This small MSP had been in business for 20 years and had been hovering between 12 and 20 employees for the past decade. Clients very rarely left, but new clients were equally rare. The CEO was still filling the roles of President, Account Manager, Sales, Pre-Sales Engineer, Marketing, and even Deployment Engineer. Because of that huge demand, a fair amount was getting missed. The only tools in use were an internal file system, QuickBooks, and Autotask.
Over the years, staff additions were attempted. These hires included a few sales people, and a handful of account managers. This CEO was attempting to find someone with a very similar skill set to his own, with the addition of marketing and process in their background. None of these hires stayed for more that 6 months, and often sighted overwork and underpay as motivators to quit.
CRM & Sales- We determined that because of the budget conscious nature of our client we would be best served implementing a CRM that included sales functionalities. Again, because of budget restraints we eliminated some of the 'bigger' names in the CRM field. We ended up selecting Pipedrive as an ideal fit because of it's sale tracking, exchange integration, and marketing integration options.
Because integrating Autotask with any other tools would require custom API work, a plan was put in place to roll out Pipedrive as a tool used exclusively by sales and account managers. Zapier (an integration service) could provide syncing of contact creation between Autotask and Pipedrive, but nothing more. Based on cost, this was not enough functionality to warrant the spend on Zapier. It was determined that all leads and sales would be driven through Pipedrive, then, once a sale was made, entering the customer information into Autotask would be handled by an administrative employee as part of the customer on boarding process.
CRM- Autotask was being used as a CRM. This is a fine tool for engineers to see ticket progress, but was most likely a large source of frustration for the Sales/ Account Managers being brought in. There was very limited client filtering, no calendar system, no task system, a cumbersome & outdated UI, and no integration offerings.
Marketing- All email marketing was being preformed through Autotask. This was a very poor tool for the job as it offered no mailing list curation tools, no mass editing system, and very minimal composition tools. Other digital marketing was handled by a third party.
Staffing- Because of the state of the economy, it was surprising that none of the new hires for the sales/ AM position stuck. Upon reviewing salaries, they were offering 40% less than market value pay for the position. There was no 401k, and a standard 3 weeks off-time 'pool' that incorporated all sick time as well as holiday time.

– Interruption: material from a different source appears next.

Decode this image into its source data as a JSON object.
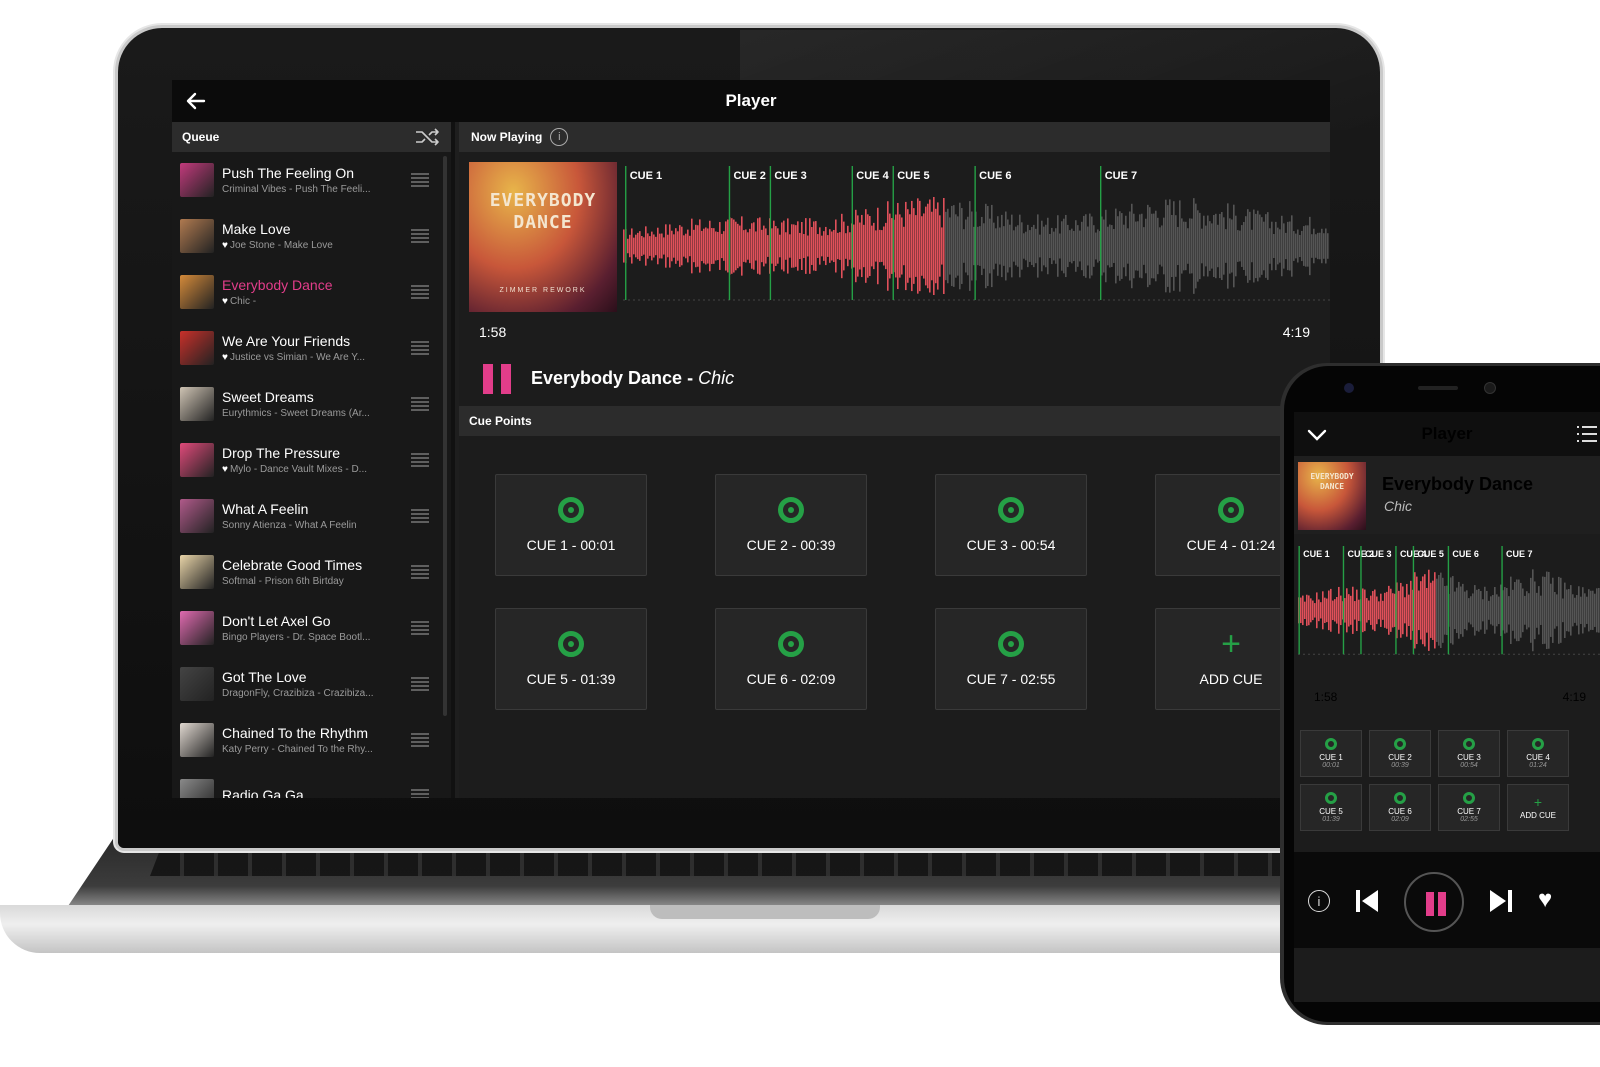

Another staffing issue that we discovered was that it took an average of 5 months for a technician to be 100% trained. There was no formal training program, and a large amount of time was spent figuring out where to find customer information.
Sales- There was no formal sales tracking occurring.
Marketing- Mailchimp was determined to be an optimal solution for email marketing needs. Because no formal marketing department existed, their average email output hovered around 2,000 per month. Mailchip offers up to 2,000 subscribers, and 12,000 emails per month at no cost. The pricing for moving beyond that was determined to be reasonable, so the tool can scale with them.
Staffing- We constructed a detailed report on employee turnover cost for the company. We presented an analysis that raising their sales/AM employee salary by 30% in an effort to push retention to 3 years would only cost the company 14% more than they were currently offering.
A formalized training program was suggested along with an easier to navigate documentation solution. IT Glue was our initial recommendation, but out of budget. A runner up solution was a professionally created Sharepoint site. They had implemented a Sharepoint site themselves in the past, but without any formal development it was nearly identical to the convoluted file system they had before. We determined that professional Sharepoint development would be more cost effective than ITGlue past the three year mark and would greatly reduce new hire on boarding time.